---- EXERCISE DATA
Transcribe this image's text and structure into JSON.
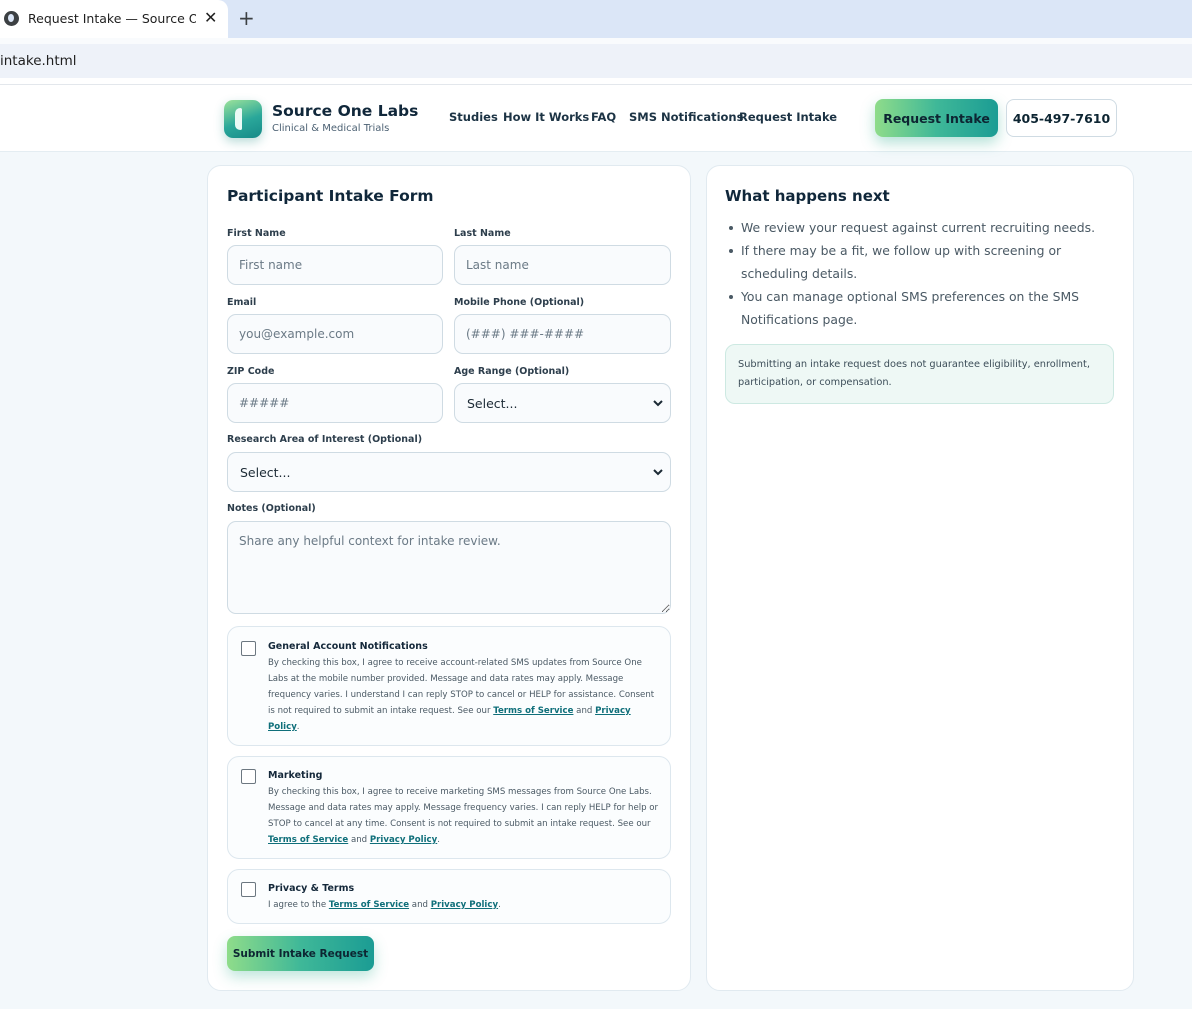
{
  "browser": {
    "tab_title": "Request Intake — Source One Labs",
    "close_glyph": "✕",
    "new_tab_glyph": "+",
    "address": "intake.html"
  },
  "header": {
    "brand_name": "Source One Labs",
    "brand_tagline": "Clinical & Medical Trials",
    "nav": [
      "Studies",
      "How It Works",
      "FAQ",
      "SMS Notifications",
      "Request Intake"
    ],
    "cta_label": "Request Intake",
    "phone": "405-497-7610"
  },
  "form": {
    "title": "Participant Intake Form",
    "first_name": {
      "label": "First Name",
      "placeholder": "First name"
    },
    "last_name": {
      "label": "Last Name",
      "placeholder": "Last name"
    },
    "email": {
      "label": "Email",
      "placeholder": "you@example.com"
    },
    "phone": {
      "label": "Mobile Phone (Optional)",
      "placeholder": "(###) ###-####"
    },
    "zip": {
      "label": "ZIP Code",
      "placeholder": "#####"
    },
    "age_range": {
      "label": "Age Range (Optional)",
      "selected": "Select..."
    },
    "research_area": {
      "label": "Research Area of Interest (Optional)",
      "selected": "Select..."
    },
    "notes": {
      "label": "Notes (Optional)",
      "placeholder": "Share any helpful context for intake review."
    },
    "consents": [
      {
        "title": "General Account Notifications",
        "checked": false,
        "text": "By checking this box, I agree to receive account-related SMS updates from Source One Labs at the mobile number provided. Message and data rates may apply. Message frequency varies. I understand I can reply STOP to cancel or HELP for assistance. Consent is not required to submit an intake request. See our",
        "link1": "Terms of Service",
        "joiner": "and",
        "link2": "Privacy Policy",
        "end": "."
      },
      {
        "title": "Marketing",
        "checked": false,
        "text": "By checking this box, I agree to receive marketing SMS messages from Source One Labs. Message and data rates may apply. Message frequency varies. I can reply HELP for help or STOP to cancel at any time. Consent is not required to submit an intake request. See our",
        "link1": "Terms of Service",
        "joiner": "and",
        "link2": "Privacy Policy",
        "end": "."
      },
      {
        "title": "Privacy & Terms",
        "checked": false,
        "text": "I agree to the",
        "link1": "Terms of Service",
        "joiner": "and",
        "link2": "Privacy Policy",
        "end": "."
      }
    ],
    "submit_label": "Submit Intake Request"
  },
  "sidebar": {
    "title": "What happens next",
    "bullets": [
      "We review your request against current recruiting needs.",
      "If there may be a fit, we follow up with screening or scheduling details.",
      "You can manage optional SMS preferences on the SMS Notifications page."
    ],
    "notice": "Submitting an intake request does not guarantee eligibility, enrollment, participation, or compensation."
  }
}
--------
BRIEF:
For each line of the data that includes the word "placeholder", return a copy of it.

WRITTEN SOLUTION:
      "placeholder": "First name"
      "placeholder": "Last name"
      "placeholder": "you@example.com"
      "placeholder": "(###) ###-####"
      "placeholder": "#####"
      "placeholder": "Share any helpful context for intake review."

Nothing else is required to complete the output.